Dataset rows describing interfaces
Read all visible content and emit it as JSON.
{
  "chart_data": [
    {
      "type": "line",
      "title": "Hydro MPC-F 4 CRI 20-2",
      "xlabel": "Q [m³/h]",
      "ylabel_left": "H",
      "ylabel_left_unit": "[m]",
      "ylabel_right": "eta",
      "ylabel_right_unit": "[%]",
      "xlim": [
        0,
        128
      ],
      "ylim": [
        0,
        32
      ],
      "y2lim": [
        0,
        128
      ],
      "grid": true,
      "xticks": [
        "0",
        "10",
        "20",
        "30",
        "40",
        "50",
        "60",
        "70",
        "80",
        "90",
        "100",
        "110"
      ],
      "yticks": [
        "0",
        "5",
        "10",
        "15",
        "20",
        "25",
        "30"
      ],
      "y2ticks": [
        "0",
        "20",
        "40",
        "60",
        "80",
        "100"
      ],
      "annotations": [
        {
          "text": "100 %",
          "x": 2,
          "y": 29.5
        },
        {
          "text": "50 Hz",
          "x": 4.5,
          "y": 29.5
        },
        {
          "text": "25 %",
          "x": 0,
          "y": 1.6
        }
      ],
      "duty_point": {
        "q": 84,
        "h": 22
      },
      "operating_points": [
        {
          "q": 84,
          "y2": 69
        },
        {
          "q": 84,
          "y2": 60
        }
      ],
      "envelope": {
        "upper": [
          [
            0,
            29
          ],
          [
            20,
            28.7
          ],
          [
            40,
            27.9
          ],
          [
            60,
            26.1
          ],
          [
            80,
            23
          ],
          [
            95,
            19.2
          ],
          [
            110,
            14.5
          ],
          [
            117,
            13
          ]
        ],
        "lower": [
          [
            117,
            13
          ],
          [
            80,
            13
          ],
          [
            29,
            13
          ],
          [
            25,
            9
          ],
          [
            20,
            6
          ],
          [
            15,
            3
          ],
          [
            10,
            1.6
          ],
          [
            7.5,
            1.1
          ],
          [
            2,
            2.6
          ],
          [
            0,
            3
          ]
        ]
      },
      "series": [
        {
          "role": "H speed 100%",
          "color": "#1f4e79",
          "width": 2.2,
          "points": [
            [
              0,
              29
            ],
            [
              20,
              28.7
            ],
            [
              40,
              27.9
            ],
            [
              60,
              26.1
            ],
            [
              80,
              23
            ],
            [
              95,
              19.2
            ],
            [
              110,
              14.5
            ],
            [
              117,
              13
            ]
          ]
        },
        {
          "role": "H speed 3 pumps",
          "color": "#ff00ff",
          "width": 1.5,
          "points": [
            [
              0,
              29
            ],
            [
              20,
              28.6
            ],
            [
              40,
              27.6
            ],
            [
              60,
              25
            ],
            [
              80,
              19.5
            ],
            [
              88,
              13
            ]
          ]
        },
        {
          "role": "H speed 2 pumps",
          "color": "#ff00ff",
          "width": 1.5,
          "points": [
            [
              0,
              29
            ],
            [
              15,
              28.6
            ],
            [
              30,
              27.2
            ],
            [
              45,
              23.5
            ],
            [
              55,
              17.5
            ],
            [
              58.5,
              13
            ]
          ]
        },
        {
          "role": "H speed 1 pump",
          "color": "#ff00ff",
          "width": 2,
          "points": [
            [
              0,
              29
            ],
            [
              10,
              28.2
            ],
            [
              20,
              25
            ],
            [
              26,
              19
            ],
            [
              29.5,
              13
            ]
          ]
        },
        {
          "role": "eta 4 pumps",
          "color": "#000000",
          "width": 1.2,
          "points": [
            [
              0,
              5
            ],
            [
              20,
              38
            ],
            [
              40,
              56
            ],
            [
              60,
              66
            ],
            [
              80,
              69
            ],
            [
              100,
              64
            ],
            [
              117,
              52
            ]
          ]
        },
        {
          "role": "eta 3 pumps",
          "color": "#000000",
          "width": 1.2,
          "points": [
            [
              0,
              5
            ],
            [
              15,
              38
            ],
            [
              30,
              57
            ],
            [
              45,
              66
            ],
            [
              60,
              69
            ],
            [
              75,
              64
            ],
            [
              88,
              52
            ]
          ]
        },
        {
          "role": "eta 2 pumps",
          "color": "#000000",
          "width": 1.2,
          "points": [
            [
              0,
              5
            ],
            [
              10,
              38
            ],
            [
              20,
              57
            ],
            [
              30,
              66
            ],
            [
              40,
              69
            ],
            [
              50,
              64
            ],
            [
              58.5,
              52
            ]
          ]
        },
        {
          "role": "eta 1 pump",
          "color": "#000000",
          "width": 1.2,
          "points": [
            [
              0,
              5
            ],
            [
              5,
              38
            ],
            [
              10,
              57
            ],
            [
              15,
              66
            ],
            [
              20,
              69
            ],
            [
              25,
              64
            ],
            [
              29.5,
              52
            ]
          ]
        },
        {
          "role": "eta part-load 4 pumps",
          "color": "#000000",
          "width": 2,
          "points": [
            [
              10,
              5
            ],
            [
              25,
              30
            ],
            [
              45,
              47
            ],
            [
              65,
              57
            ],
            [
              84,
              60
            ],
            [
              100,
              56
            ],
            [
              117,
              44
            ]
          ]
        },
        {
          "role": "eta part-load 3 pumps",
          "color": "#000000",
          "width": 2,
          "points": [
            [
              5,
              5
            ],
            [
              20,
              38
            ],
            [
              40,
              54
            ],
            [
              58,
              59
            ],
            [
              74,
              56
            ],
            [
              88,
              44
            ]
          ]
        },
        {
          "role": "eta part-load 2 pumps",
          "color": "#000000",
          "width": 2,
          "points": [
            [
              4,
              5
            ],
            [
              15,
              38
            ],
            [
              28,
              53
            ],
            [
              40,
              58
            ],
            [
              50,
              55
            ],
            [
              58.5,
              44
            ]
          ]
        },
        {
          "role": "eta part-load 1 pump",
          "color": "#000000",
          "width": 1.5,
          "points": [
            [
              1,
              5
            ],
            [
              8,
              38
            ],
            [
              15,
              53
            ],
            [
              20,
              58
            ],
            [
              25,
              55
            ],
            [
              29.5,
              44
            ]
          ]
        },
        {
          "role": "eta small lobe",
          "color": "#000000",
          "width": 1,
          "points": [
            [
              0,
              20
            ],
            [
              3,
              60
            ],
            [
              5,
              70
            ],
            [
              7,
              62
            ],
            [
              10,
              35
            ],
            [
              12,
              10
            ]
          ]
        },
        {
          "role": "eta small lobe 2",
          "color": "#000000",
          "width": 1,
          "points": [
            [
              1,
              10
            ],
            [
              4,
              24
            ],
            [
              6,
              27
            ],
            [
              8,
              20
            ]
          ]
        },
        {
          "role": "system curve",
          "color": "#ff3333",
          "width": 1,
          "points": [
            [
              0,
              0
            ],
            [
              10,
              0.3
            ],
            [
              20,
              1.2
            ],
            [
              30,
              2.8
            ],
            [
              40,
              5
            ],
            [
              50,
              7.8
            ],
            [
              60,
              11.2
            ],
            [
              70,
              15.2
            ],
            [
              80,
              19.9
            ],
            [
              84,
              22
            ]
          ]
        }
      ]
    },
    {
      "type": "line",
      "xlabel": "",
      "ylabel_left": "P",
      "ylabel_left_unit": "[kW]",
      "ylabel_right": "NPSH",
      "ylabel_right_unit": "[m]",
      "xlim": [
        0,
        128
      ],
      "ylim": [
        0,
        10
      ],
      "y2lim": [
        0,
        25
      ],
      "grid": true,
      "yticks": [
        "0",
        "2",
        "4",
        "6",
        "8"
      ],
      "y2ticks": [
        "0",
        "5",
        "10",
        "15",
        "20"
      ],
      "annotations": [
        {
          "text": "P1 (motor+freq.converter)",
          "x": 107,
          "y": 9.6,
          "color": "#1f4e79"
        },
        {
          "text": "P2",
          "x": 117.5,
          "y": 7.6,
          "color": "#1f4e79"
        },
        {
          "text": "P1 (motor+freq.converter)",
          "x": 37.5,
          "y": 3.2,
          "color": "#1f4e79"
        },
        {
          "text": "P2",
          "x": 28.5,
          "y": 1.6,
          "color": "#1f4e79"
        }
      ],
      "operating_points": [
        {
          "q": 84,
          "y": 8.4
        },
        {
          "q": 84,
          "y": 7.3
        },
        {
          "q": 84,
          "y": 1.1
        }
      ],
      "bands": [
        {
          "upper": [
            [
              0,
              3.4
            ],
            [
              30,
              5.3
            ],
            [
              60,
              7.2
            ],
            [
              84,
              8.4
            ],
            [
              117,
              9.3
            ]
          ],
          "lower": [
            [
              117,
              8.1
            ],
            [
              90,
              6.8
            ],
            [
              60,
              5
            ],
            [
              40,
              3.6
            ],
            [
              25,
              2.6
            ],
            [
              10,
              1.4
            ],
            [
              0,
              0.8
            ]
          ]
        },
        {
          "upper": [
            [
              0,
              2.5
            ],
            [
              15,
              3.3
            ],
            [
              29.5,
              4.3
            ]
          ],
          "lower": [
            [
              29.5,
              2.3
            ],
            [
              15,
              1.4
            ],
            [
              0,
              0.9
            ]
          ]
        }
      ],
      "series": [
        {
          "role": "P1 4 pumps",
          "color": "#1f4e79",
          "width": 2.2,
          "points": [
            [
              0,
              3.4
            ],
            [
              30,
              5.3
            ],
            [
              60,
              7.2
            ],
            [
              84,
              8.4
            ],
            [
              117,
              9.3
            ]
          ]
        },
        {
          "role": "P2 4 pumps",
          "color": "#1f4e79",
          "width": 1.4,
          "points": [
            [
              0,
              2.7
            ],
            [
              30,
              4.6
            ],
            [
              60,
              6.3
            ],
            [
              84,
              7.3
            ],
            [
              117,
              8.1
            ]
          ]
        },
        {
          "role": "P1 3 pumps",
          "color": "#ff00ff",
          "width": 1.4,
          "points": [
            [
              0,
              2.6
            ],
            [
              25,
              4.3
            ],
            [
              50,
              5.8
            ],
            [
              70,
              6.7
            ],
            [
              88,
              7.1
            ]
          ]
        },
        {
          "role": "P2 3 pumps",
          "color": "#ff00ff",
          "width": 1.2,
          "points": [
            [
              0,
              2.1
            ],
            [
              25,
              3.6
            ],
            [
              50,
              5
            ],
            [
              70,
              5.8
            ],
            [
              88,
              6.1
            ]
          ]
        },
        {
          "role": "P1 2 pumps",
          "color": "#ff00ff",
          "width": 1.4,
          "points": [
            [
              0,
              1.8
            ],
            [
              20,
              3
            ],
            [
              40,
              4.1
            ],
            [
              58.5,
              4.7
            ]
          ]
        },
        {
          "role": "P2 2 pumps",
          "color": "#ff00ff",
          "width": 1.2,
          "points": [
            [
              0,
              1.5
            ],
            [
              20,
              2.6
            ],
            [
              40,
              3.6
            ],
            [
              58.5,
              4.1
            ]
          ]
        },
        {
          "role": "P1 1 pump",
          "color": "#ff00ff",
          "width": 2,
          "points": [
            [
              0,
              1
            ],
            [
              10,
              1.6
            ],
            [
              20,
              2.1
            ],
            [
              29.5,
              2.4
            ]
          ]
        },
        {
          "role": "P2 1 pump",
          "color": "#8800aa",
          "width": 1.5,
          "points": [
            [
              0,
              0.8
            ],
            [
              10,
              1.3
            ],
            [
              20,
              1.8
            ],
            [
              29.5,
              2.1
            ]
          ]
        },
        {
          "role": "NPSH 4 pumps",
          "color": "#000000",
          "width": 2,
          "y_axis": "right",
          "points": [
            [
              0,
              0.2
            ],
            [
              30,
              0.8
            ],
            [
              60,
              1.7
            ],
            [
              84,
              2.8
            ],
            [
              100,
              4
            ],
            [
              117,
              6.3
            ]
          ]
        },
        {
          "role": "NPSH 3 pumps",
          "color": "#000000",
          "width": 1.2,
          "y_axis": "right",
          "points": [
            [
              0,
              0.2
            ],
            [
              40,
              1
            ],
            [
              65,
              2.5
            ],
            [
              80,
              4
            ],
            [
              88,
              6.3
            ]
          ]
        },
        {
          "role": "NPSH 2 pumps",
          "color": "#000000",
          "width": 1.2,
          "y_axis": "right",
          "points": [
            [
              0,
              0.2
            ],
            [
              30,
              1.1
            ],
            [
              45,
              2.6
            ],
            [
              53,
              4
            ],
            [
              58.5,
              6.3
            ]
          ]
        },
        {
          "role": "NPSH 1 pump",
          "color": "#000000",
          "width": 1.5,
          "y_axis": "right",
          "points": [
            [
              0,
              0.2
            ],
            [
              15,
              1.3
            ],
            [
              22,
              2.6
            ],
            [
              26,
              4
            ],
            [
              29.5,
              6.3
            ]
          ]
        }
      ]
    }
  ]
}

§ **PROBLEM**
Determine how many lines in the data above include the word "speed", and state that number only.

§ **EXERCISE RESULT**
4